Happy back-to-work day, everyone! In the news: yesterday was a good Boxing Day, today is an unfortunate snow day; the City doesn't like people living in laneways; and food banks fall short on donations.
As per tradition, thousands of people packed into malls across the city yesterday to wait in line for hours to spend cash on junk they don’t need. And while some might reel in disgust at Boxing Day, we must remember its true purpose: to remind us that Christmas still isn’t completely as bad as it gets in terms of materialistic holidays. Also, if you’re one of the people that nabbed the good deals at Oliver Spencer before we could get there, don’t ever speak to us again.
With Toronto constantly trying to squeeze as many people as it can into its various nooks, crannies, and behemoth skyscrapers, it’s a little surprising more people aren’t building houses in the city’s various laneways. Surprising, that is, until you realize the City really doesn’t want people there. But that isn’t stopping some folks from turning Toronto’s various alleyways into surprisingly expensive housing options.
If you do decide to leave home and wade into the snow today, you might want to consider taking a donation for the food bank with you. The Daily Bread Food Bank says it’s falling short of its target for food donations this year. And let’s face it, with pizza just a phone call away, you probably weren’t going to cook those lentils anyway.

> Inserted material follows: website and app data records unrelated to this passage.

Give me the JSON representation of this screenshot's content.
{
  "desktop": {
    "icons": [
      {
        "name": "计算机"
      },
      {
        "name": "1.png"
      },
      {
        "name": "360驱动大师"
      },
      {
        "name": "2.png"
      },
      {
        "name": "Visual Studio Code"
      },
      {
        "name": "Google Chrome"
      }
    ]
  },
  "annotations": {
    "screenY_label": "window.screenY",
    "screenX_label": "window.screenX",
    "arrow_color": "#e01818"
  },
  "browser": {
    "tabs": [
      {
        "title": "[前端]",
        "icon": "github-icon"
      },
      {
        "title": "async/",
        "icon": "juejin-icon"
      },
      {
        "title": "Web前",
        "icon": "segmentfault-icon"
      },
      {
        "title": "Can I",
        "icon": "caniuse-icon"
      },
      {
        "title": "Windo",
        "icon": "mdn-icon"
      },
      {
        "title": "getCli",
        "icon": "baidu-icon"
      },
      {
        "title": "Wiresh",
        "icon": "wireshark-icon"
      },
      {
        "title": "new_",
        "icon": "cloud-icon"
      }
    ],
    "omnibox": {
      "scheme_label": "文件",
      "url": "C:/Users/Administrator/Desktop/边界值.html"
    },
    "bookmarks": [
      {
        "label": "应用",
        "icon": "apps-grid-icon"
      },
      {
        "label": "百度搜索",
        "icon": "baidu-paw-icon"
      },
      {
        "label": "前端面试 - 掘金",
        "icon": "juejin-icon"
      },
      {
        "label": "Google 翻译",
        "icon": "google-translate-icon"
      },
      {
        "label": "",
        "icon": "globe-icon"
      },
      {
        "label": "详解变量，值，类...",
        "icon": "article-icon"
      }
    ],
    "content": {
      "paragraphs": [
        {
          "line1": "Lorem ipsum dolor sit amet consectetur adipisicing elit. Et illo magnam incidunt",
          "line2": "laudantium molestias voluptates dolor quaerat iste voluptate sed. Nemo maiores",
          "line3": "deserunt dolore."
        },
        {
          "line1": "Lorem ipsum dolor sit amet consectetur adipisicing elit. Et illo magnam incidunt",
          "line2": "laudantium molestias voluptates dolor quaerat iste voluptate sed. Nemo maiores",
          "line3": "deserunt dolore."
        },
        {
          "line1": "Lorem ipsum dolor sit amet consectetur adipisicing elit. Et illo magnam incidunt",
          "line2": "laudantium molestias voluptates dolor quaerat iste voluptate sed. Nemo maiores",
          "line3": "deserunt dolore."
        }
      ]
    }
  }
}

It’s probably dumb luck that the annual period of holiday good news stories coincides with the annual period of City Hall being on vacation (as well as the annual period of our lowered blood pressure), but either way, here’s one: a budding Regent Park entrepreneur is the first in the neighbourhood to get a microloan, which will turn her scrumptious-sounding cooking into a business. So congratulations, Paulina Tshuma. We can’t wait to try your culinary creations before they take off, new people are hired, Yelp finds out about them, the line snakes around the corner, rapid expansion leads to a drop in quality, Toronto Life finds out about them, a city councillor complains about the noise your restaurant makes at night, new locations appear in other cities provoking more Toronto elitism, and so on, until finally, several years later, we stumble upon them during a less-than-proud moment, scarf them back and tell ourselves you still make the best damn beer chicken in town.